PROBLEM DESCRIPTION
Every line below that includes the word "screenshot" needs to be copied.
BEGIN EXCERPTED RECORDS
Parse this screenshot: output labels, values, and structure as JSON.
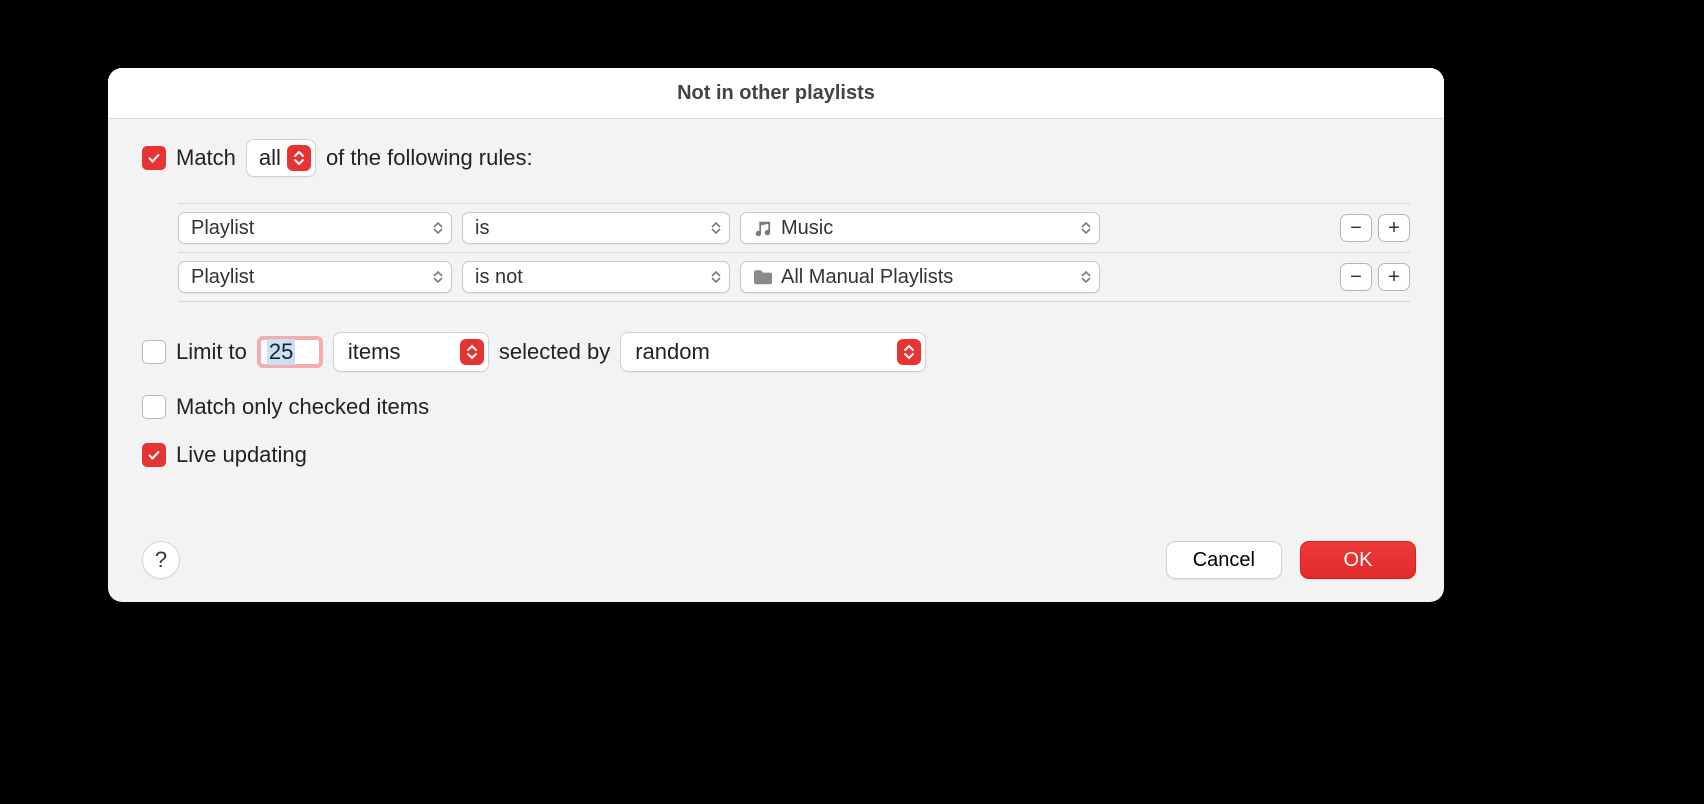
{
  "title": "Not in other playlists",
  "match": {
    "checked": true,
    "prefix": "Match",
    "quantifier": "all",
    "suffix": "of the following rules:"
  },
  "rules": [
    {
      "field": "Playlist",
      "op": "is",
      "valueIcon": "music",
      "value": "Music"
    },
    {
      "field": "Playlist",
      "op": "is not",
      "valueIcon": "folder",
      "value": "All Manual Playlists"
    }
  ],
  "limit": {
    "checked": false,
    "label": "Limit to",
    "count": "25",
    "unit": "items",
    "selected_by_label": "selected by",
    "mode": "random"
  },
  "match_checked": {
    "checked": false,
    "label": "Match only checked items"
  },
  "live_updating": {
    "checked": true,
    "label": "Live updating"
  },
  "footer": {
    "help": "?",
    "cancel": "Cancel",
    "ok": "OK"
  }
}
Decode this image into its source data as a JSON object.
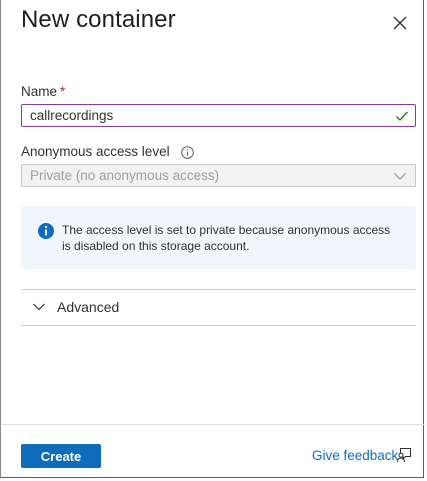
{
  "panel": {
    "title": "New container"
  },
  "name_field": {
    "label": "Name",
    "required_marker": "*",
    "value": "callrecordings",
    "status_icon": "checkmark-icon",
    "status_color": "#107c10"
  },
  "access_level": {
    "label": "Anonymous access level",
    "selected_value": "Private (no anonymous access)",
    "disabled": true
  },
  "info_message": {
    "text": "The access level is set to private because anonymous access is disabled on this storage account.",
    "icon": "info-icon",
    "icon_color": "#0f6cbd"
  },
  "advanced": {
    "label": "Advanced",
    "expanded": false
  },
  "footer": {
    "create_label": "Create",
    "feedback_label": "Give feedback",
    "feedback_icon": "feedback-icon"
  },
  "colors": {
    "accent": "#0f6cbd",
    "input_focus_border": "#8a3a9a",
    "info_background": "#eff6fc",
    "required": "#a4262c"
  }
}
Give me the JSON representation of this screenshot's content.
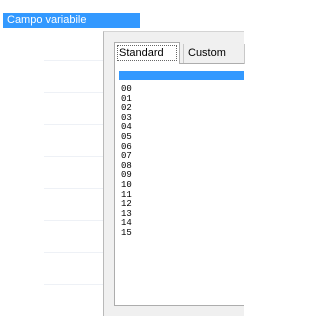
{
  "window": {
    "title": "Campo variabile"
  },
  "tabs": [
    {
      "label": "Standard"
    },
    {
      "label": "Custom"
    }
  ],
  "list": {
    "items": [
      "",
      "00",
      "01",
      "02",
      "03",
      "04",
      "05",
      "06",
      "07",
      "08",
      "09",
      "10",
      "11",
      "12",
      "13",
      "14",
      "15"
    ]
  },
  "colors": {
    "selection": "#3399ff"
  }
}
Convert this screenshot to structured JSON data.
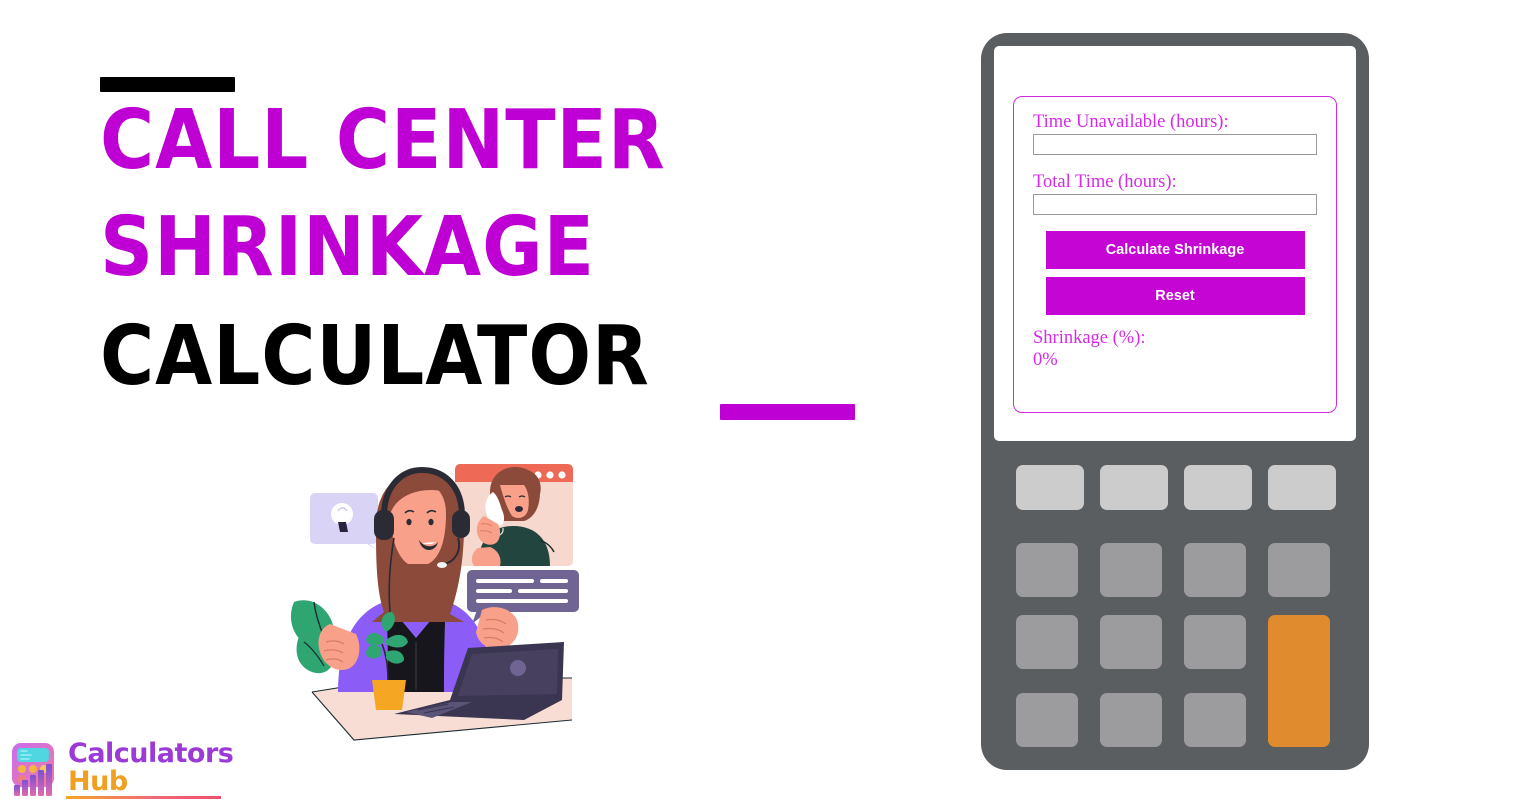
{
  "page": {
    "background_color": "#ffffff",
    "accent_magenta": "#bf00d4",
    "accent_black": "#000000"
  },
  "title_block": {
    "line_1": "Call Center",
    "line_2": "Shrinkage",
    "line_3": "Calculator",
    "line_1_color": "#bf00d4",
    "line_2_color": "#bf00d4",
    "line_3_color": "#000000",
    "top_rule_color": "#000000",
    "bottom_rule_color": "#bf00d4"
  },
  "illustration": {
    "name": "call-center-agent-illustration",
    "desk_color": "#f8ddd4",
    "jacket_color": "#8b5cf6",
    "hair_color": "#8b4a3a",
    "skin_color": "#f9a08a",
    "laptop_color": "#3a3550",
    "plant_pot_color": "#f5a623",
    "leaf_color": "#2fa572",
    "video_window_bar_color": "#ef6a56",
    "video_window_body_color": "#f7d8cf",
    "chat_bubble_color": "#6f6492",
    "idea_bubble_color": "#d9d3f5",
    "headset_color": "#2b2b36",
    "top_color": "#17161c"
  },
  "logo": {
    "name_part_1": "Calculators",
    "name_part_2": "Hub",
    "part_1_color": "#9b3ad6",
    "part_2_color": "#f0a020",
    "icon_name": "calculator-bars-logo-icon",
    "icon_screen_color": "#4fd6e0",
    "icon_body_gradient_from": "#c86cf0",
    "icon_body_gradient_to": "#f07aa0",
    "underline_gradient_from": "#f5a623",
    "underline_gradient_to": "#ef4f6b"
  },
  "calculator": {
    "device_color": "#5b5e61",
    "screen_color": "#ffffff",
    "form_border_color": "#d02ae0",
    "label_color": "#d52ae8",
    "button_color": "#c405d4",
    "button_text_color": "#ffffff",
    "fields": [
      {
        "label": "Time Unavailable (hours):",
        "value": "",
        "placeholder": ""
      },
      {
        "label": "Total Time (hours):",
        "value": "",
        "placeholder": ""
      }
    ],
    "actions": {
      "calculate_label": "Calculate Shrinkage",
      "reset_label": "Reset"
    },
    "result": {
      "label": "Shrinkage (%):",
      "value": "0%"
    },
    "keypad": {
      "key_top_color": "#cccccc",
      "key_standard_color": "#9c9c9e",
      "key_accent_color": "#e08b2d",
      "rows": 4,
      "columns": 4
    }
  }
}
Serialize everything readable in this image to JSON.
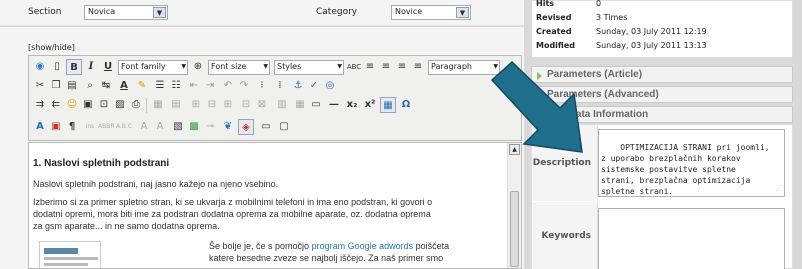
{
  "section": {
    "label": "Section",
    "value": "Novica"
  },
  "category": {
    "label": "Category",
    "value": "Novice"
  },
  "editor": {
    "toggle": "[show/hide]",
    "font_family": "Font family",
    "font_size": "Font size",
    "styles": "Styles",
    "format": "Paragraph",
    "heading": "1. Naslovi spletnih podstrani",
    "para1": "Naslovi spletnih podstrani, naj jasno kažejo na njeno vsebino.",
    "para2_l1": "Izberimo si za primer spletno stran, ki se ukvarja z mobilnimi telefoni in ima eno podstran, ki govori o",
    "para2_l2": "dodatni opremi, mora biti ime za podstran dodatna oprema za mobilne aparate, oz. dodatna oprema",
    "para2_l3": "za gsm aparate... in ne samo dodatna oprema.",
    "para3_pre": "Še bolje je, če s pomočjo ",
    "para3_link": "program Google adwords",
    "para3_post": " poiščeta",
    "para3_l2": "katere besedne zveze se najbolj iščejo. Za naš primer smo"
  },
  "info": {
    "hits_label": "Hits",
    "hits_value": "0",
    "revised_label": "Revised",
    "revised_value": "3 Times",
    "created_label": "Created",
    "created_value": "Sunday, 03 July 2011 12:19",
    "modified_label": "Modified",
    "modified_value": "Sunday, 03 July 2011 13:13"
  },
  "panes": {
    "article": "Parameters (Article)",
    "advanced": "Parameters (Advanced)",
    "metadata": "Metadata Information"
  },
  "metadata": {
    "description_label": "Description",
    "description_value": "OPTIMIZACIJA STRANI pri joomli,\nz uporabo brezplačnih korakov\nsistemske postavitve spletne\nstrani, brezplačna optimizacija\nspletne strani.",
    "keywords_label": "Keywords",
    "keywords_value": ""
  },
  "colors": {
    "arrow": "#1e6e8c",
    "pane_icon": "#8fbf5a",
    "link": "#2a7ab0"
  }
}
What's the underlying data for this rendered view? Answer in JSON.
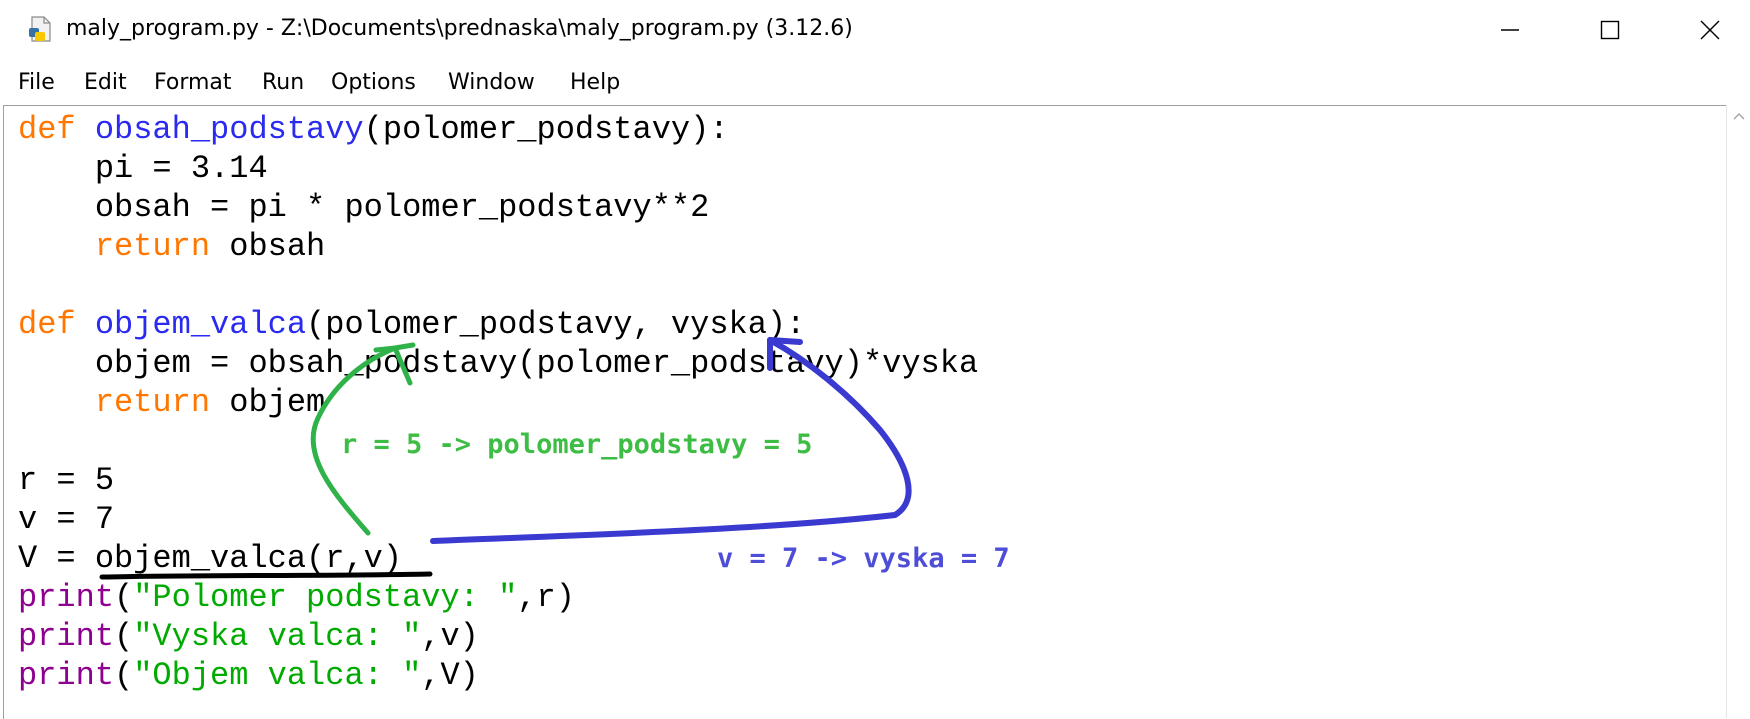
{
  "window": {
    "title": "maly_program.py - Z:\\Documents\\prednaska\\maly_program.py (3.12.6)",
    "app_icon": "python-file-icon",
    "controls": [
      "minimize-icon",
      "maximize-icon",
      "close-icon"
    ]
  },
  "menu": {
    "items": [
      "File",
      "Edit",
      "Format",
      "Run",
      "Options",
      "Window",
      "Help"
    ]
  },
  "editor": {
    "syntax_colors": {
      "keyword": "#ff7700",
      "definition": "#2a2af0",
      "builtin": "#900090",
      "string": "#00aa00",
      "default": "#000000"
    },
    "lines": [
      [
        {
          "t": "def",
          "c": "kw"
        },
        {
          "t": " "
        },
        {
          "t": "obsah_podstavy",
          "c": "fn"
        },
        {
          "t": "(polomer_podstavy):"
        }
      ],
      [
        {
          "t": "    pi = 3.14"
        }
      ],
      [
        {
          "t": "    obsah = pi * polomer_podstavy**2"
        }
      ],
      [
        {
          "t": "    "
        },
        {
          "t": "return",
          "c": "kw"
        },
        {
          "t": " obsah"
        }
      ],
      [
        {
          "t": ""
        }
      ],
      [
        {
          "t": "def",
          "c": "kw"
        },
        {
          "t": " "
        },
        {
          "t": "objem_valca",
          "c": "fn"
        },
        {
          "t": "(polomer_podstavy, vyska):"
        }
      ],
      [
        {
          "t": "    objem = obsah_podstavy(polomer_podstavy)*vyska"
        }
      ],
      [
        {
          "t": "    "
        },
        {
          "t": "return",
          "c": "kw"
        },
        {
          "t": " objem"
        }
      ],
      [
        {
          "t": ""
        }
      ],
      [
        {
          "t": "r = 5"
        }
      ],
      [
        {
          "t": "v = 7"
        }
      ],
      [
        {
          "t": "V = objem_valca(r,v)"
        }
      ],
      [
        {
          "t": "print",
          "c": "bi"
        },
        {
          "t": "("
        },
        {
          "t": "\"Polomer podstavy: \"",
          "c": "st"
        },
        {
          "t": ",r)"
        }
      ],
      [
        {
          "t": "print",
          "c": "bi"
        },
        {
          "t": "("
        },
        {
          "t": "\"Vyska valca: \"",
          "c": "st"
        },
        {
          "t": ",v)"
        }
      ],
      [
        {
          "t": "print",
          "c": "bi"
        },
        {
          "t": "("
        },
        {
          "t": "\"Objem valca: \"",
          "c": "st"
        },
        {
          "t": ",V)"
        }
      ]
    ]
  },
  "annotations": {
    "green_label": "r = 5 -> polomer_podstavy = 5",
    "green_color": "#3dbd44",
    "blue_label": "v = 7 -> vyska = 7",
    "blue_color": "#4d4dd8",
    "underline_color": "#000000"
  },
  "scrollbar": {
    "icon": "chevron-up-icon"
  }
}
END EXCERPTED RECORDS
THE ANSWER
Parse this screenshot: output labels, values, and structure as JSON.
Give me the JSON representation of this screenshot's content.
Convert this screenshot to structured JSON data.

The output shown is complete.